How medicinal and process chemists are working together to build better drugs
I’ve spent the last few years of my life making medicines, and I’d highly recommend it. UK pharma is, broadly, a great place to be and many of my past and present colleagues report making a difference to patients’ lives as one of their main driving forces.
But the process isn’t simple at all. Med chemists start small, sometimes with sub-300g per mol molecules called fragments. Fragments are too small to definitively exhibit the physicochemical properties of the drug substance they will grow into. This means they can be rapidly screened against a single objective – effectiveness against the protein target. (In the same vein, they can also be tested for their selectivity – the lack of unwanted effects on other proteins in the body.)
The experimental design simplicity of single-objective optimisation makes it possible to screen a huge variety of fragments, in terms of shape, flexibility, electronic features, hydrogen bonding capabilities and any other molecular design parameters we can choose.

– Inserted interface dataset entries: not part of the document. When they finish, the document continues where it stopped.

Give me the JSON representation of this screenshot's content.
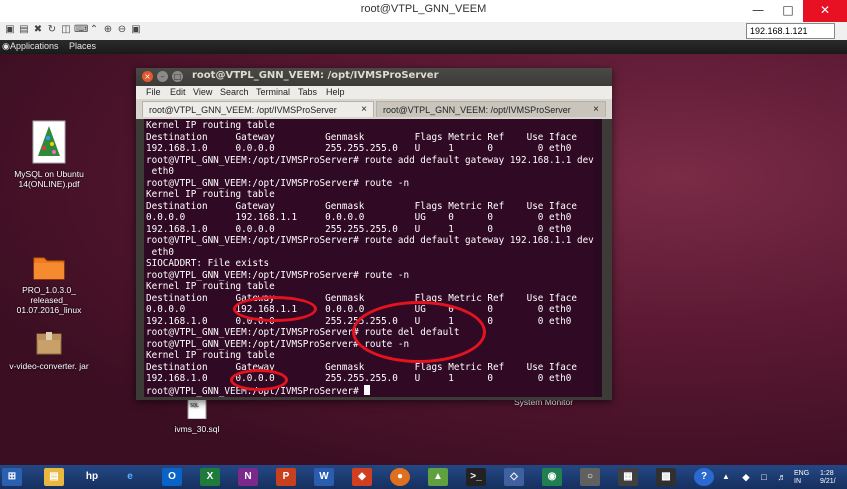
{
  "vnc": {
    "title": "root@VTPL_GNN_VEEM",
    "address": "192.168.1.121"
  },
  "panel": {
    "applications": "Applications",
    "places": "Places"
  },
  "desktop_icons": [
    {
      "label": "MySQL on Ubuntu 14(ONLINE).pdf",
      "icon": "pdf-file-icon"
    },
    {
      "label": "PRO_1.0.3.0_ released_ 01.07.2016_linux",
      "icon": "folder-icon"
    },
    {
      "label": "v-video-converter. jar",
      "icon": "jar-file-icon"
    },
    {
      "label": "ivms_30.sql",
      "icon": "sql-file-icon"
    },
    {
      "label": "System Monitor",
      "icon": "system-monitor-icon"
    }
  ],
  "terminal": {
    "title": "root@VTPL_GNN_VEEM: /opt/IVMSProServer",
    "menu": [
      "File",
      "Edit",
      "View",
      "Search",
      "Terminal",
      "Tabs",
      "Help"
    ],
    "tabs": [
      {
        "label": "root@VTPL_GNN_VEEM: /opt/IVMSProServer",
        "close": "×"
      },
      {
        "label": "root@VTPL_GNN_VEEM: /opt/IVMSProServer",
        "close": "×"
      }
    ],
    "lines": [
      "Kernel IP routing table",
      "Destination     Gateway         Genmask         Flags Metric Ref    Use Iface",
      "192.168.1.0     0.0.0.0         255.255.255.0   U     1      0        0 eth0",
      "root@VTPL_GNN_VEEM:/opt/IVMSProServer# route add default gateway 192.168.1.1 dev",
      " eth0",
      "root@VTPL_GNN_VEEM:/opt/IVMSProServer# route -n",
      "Kernel IP routing table",
      "Destination     Gateway         Genmask         Flags Metric Ref    Use Iface",
      "0.0.0.0         192.168.1.1     0.0.0.0         UG    0      0        0 eth0",
      "192.168.1.0     0.0.0.0         255.255.255.0   U     1      0        0 eth0",
      "root@VTPL_GNN_VEEM:/opt/IVMSProServer# route add default gateway 192.168.1.1 dev",
      " eth0",
      "SIOCADDRT: File exists",
      "root@VTPL_GNN_VEEM:/opt/IVMSProServer# route -n",
      "Kernel IP routing table",
      "Destination     Gateway         Genmask         Flags Metric Ref    Use Iface",
      "0.0.0.0         192.168.1.1     0.0.0.0         UG    0      0        0 eth0",
      "192.168.1.0     0.0.0.0         255.255.255.0   U     1      0        0 eth0",
      "root@VTPL_GNN_VEEM:/opt/IVMSProServer# route del default",
      "root@VTPL_GNN_VEEM:/opt/IVMSProServer# route -n",
      "Kernel IP routing table",
      "Destination     Gateway         Genmask         Flags Metric Ref    Use Iface",
      "192.168.1.0     0.0.0.0         255.255.255.0   U     1      0        0 eth0",
      "root@VTPL_GNN_VEEM:/opt/IVMSProServer# "
    ]
  },
  "taskbar": {
    "lang": "ENG",
    "region": "IN",
    "time": "1:28",
    "date": "9/21/"
  },
  "colors": {
    "terminal_bg": "#300a24",
    "annotation": "#e5131f",
    "taskbar": "#1f3b73"
  }
}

This diversity is continually increasing as specialist vendors build catalogues of fragments that enhance coverage into previously unexplored chemical space.
The art of ‘hit to lead’ medicinal chemistry is building this fragment up to a highly efficacious and selective molecule, while restraining its properties within useful ranges, such as ensuring it stays in solution within the human body. We might need to come up with intricate molecular structures to keep the covetable properties high and the unwanted ones to a minimum. Reports show that small molecule drug structures tend to become more complex over time.
Historically, medicinal chemists have placed soft barriers on what we can make as part of a fast-paced medicinal chemistry project. In practice, more synthetically challenging targets are made less frequently, simply because there is a higher chance of reward from making several different compounds rapidly than taking more time to make a single compound – even if it initially seems more promising. Although this unintentionally biases our exploration of chemical space, synthesis challenges occasionally also hint at issues such as compound stability, perhaps under particular conditions such as the low pH of the stomach. And trouble with syntheses can be compounded when it comes time to scale up, in process chemistry.
A map is not very useful if it only shows the hilltops
However, vendor fragment catalogues are filling with motifs such as the cagelike bicyclo[1.1.1]pentanes and 2-azabicyclo[2.1.1]hexanes, and other much more reactive scaffolds, levelling the playing field of synthetic accessibility. With a wide variety of complex units premade by a third party, the risk and time commitment to access them vanishes. But when we scale up, it’s not just the final, single molecule drug target’s safety and reactivity concerns we have to consider – these need to be evaluated for every intermediate between synthetic steps too. As well as needing to ensure the safety of operators running the experiments that use these sometimes strained and energy-rich newer building blocks, particularly reactive motifs have a higher chance of forming toxic impurities in the flask and metabolites in the body, which could render them unusable as a drug.
Medicinal chemists should explore this chemical space regardless. Only a select few of the tens of thousands of compounds made on a project will be scaled up, and experimental safety concerns that become important in process can often be mitigated on the few-hundred-milligram scale. Not every compound is even made with the aim of being incorporated into a drug, as we cannot understand a structure–activity relationship fully with only patches of data. After all, a map is not very useful if it only shows the hilltops without describing the valleys and cliffs between them. So, outside of specific concerns such as toxicity, traditional synthetic accessibility is not explicitly part of designing a good drug substance.
When they do win a place in a final drug candidate molecule, reactive ring systems inject fear into the hearts of process chemists. Conditions that were easy on a small scale become challenging or impossible on plant, and routes must be redesigned to avoid the most dangerous or resource-intensive steps. In the public drug development community, we are even starting to see process chemists pushing back on reactive scaffolds due to the risk they won’t make it through scale-up.
We don’t have access to a perfect drug, though the effort required to make a candidate that enters trials compels you to think that each time, we must be fairly close. I’m definitely excited when I see new building block types – although when skeletal structures start to look like a game of Tetris gone wrong, we might have to pick up the pieces later on. I look forward to decades more of medicinal and process chemists working together to make the best pharmaceuticals!